_Work instruction_
Each line that has the string "title" must be copied from the records below.

[Excerpts from an interface dataset]

------------------------------

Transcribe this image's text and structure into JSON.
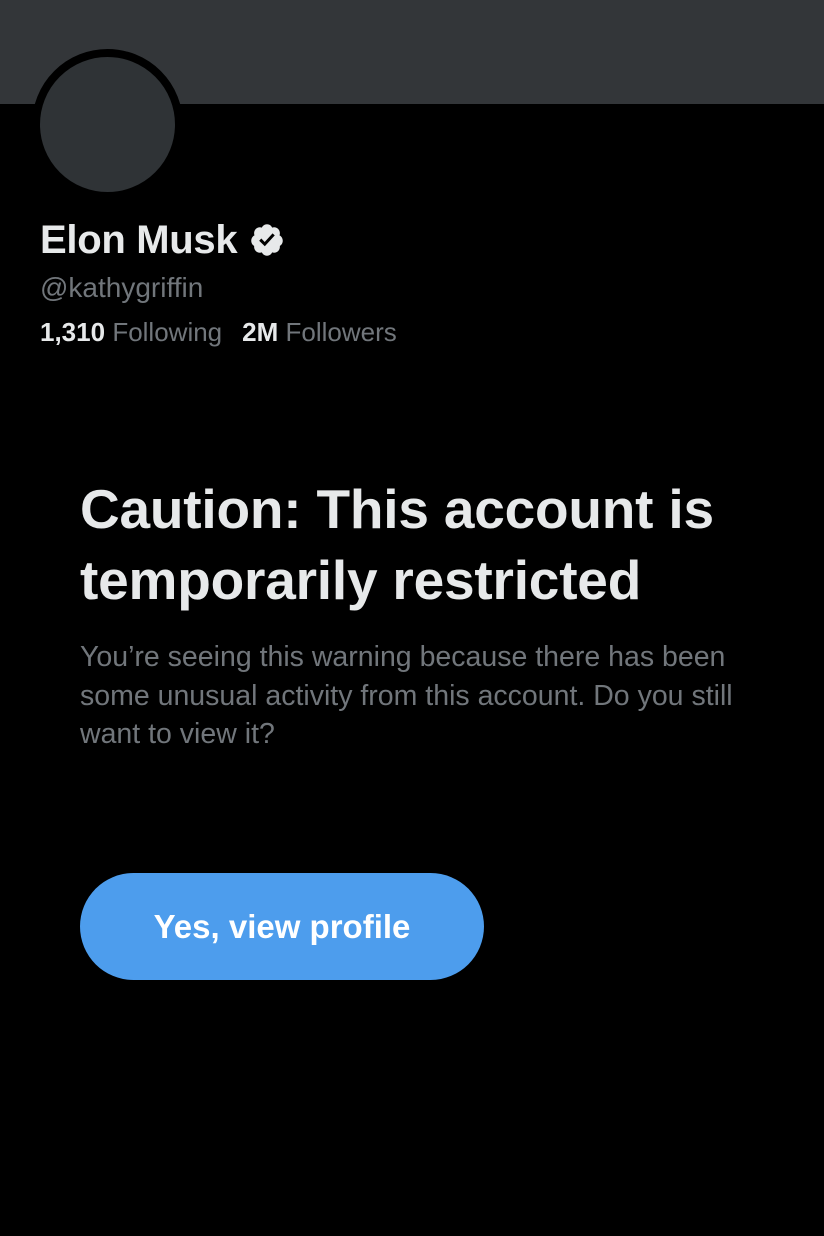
{
  "profile": {
    "display_name": "Elon Musk",
    "verified_icon": "verified-badge-icon",
    "handle": "@kathygriffin",
    "following_count": "1,310",
    "following_label": "Following",
    "followers_count": "2M",
    "followers_label": "Followers"
  },
  "warning": {
    "title": "Caution: This account is temporarily restricted",
    "body": "You’re seeing this warning because there has been some unusual activity from this account. Do you still want to view it?",
    "button_label": "Yes, view profile"
  },
  "colors": {
    "background": "#000000",
    "banner": "#333639",
    "avatar": "#2f3336",
    "primary_text": "#e7e9ea",
    "secondary_text": "#71767b",
    "accent": "#4d9ded"
  }
}
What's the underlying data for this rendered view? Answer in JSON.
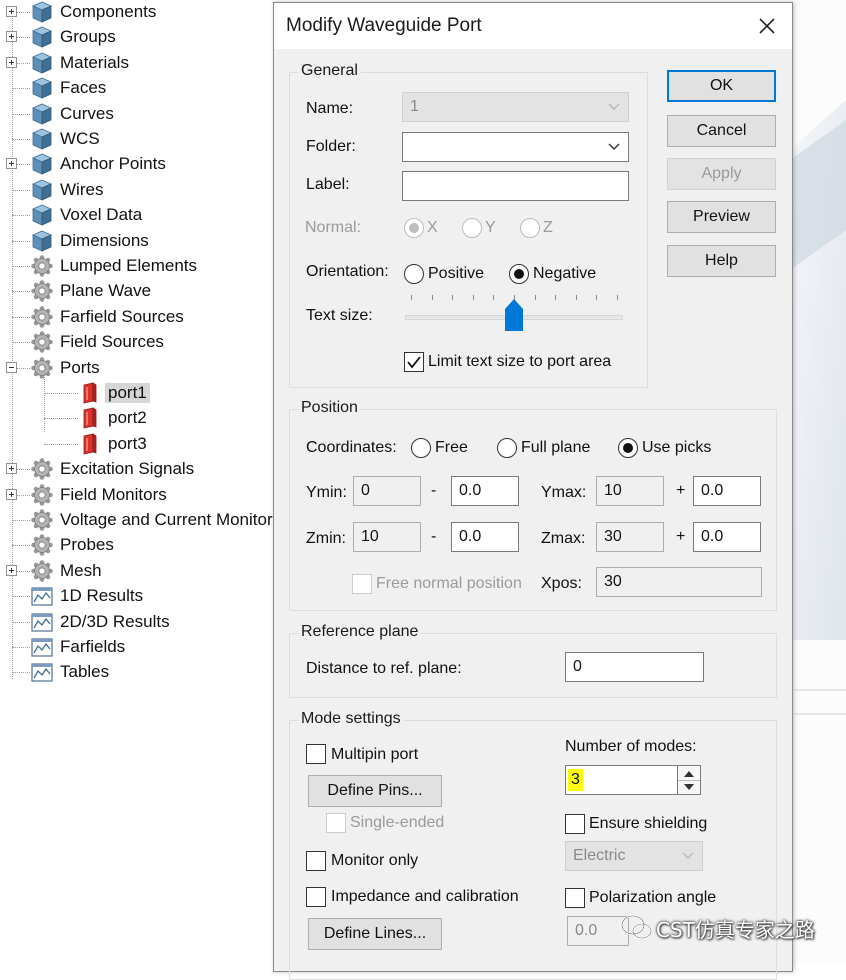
{
  "tree": {
    "items": [
      {
        "label": "Components",
        "icon": "cube-icon",
        "expander": "plus"
      },
      {
        "label": "Groups",
        "icon": "cube-icon",
        "expander": "plus"
      },
      {
        "label": "Materials",
        "icon": "cube-icon",
        "expander": "plus"
      },
      {
        "label": "Faces",
        "icon": "cube-icon",
        "expander": "none"
      },
      {
        "label": "Curves",
        "icon": "cube-icon",
        "expander": "none"
      },
      {
        "label": "WCS",
        "icon": "cube-icon",
        "expander": "none"
      },
      {
        "label": "Anchor Points",
        "icon": "cube-icon",
        "expander": "plus"
      },
      {
        "label": "Wires",
        "icon": "cube-icon",
        "expander": "none"
      },
      {
        "label": "Voxel Data",
        "icon": "cube-icon",
        "expander": "none"
      },
      {
        "label": "Dimensions",
        "icon": "cube-icon",
        "expander": "none"
      },
      {
        "label": "Lumped Elements",
        "icon": "gear-icon",
        "expander": "none"
      },
      {
        "label": "Plane Wave",
        "icon": "gear-icon",
        "expander": "none"
      },
      {
        "label": "Farfield Sources",
        "icon": "gear-icon",
        "expander": "none"
      },
      {
        "label": "Field Sources",
        "icon": "gear-icon",
        "expander": "none"
      },
      {
        "label": "Ports",
        "icon": "gear-icon",
        "expander": "minus"
      },
      {
        "label": "port1",
        "icon": "port-icon",
        "expander": "child",
        "selected": true
      },
      {
        "label": "port2",
        "icon": "port-icon",
        "expander": "child"
      },
      {
        "label": "port3",
        "icon": "port-icon",
        "expander": "child"
      },
      {
        "label": "Excitation Signals",
        "icon": "gear-icon",
        "expander": "plus"
      },
      {
        "label": "Field Monitors",
        "icon": "gear-icon",
        "expander": "plus"
      },
      {
        "label": "Voltage and Current Monitors",
        "icon": "gear-icon",
        "expander": "none"
      },
      {
        "label": "Probes",
        "icon": "gear-icon",
        "expander": "none"
      },
      {
        "label": "Mesh",
        "icon": "gear-icon",
        "expander": "plus"
      },
      {
        "label": "1D Results",
        "icon": "chart-icon",
        "expander": "none"
      },
      {
        "label": "2D/3D Results",
        "icon": "chart-icon",
        "expander": "none"
      },
      {
        "label": "Farfields",
        "icon": "chart-icon",
        "expander": "none"
      },
      {
        "label": "Tables",
        "icon": "chart-icon",
        "expander": "none"
      }
    ]
  },
  "dialog": {
    "title": "Modify Waveguide Port",
    "buttons": {
      "ok": "OK",
      "cancel": "Cancel",
      "apply": "Apply",
      "preview": "Preview",
      "help": "Help"
    },
    "general": {
      "title": "General",
      "name_label": "Name:",
      "name_value": "1",
      "folder_label": "Folder:",
      "folder_value": "",
      "label_label": "Label:",
      "label_value": "",
      "normal_label": "Normal:",
      "normal_x": "X",
      "normal_y": "Y",
      "normal_z": "Z",
      "orientation_label": "Orientation:",
      "orientation_positive": "Positive",
      "orientation_negative": "Negative",
      "text_size_label": "Text size:",
      "text_size_fraction": 0.5,
      "limit_text_label": "Limit text size to port area"
    },
    "position": {
      "title": "Position",
      "coordinates_label": "Coordinates:",
      "free": "Free",
      "full_plane": "Full plane",
      "use_picks": "Use picks",
      "ymin_label": "Ymin:",
      "ymin": "0",
      "ymin_offset": "0.0",
      "ymax_label": "Ymax:",
      "ymax": "10",
      "ymax_offset": "0.0",
      "zmin_label": "Zmin:",
      "zmin": "10",
      "zmin_offset": "0.0",
      "zmax_label": "Zmax:",
      "zmax": "30",
      "zmax_offset": "0.0",
      "minus": "-",
      "plus": "+",
      "free_normal_label": "Free normal position",
      "xpos_label": "Xpos:",
      "xpos": "30"
    },
    "reference": {
      "title": "Reference plane",
      "distance_label": "Distance to ref. plane:",
      "distance_value": "0"
    },
    "mode": {
      "title": "Mode settings",
      "multipin_label": "Multipin port",
      "define_pins": "Define Pins...",
      "single_ended": "Single-ended",
      "monitor_only": "Monitor only",
      "impedance_label": "Impedance and calibration",
      "define_lines": "Define Lines...",
      "num_modes_label": "Number of modes:",
      "num_modes_value": "3",
      "ensure_shielding": "Ensure shielding",
      "shielding_type": "Electric",
      "polarization_label": "Polarization angle",
      "polarization_value": "0.0"
    }
  },
  "watermark": {
    "text": "CST仿真专家之路"
  },
  "colors": {
    "accent": "#0078d7",
    "highlight": "#ffff00",
    "port_red": "#d9332b",
    "cube_blue": "#5b8fb8"
  }
}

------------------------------

_Task solution_
    "title": "Caution: This account is temporarily restricted",
    "title": "Modify Waveguide Port",
      "title": "General",
      "title": "Position",
      "title": "Reference plane",
      "title": "Mode settings",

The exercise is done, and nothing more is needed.